(Data records for software interfaces)
========

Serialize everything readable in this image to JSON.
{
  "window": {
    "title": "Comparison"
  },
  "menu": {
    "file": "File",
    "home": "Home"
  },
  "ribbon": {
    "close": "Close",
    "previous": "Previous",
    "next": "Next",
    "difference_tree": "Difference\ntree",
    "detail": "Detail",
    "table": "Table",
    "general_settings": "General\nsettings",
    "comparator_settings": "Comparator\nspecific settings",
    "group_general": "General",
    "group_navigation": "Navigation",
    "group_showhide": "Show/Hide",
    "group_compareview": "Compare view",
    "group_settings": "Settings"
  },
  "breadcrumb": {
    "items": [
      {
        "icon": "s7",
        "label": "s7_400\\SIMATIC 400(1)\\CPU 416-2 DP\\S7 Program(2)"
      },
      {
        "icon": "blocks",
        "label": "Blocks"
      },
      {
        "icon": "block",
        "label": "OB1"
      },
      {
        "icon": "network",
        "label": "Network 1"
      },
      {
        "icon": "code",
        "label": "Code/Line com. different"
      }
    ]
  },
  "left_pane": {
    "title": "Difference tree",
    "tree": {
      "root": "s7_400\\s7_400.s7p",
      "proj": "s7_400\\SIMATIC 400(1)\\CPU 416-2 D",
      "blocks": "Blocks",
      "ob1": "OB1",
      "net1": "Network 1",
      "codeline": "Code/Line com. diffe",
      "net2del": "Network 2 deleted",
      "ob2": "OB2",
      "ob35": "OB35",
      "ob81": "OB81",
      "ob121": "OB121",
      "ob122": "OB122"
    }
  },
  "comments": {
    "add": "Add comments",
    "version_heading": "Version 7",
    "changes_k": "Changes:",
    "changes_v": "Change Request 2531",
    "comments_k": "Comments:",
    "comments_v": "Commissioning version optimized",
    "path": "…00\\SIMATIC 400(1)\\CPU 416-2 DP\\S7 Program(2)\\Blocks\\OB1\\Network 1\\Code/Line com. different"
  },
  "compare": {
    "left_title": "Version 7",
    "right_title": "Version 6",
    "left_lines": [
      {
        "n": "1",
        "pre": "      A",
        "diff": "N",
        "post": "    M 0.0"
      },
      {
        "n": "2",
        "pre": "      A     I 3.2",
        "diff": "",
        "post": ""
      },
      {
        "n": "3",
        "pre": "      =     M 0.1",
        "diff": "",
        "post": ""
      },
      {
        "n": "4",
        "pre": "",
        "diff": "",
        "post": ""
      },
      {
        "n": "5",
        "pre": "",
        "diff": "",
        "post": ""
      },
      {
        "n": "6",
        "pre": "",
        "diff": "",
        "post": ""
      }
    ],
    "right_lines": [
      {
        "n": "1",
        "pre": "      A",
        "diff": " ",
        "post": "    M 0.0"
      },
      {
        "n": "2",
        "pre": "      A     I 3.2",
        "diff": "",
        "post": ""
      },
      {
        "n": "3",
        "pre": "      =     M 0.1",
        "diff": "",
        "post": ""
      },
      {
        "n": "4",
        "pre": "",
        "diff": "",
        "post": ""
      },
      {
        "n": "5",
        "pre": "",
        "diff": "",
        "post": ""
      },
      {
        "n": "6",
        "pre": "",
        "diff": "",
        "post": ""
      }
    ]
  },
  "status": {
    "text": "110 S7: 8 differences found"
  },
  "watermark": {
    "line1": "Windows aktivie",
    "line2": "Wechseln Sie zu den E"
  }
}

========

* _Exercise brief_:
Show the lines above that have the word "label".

* _Result for this exercise_:
        "label": "s7_400\\SIMATIC 400(1)\\CPU 416-2 DP\\S7 Program(2)"
        "label": "Blocks"
        "label": "OB1"
        "label": "Network 1"
        "label": "Code/Line com. different"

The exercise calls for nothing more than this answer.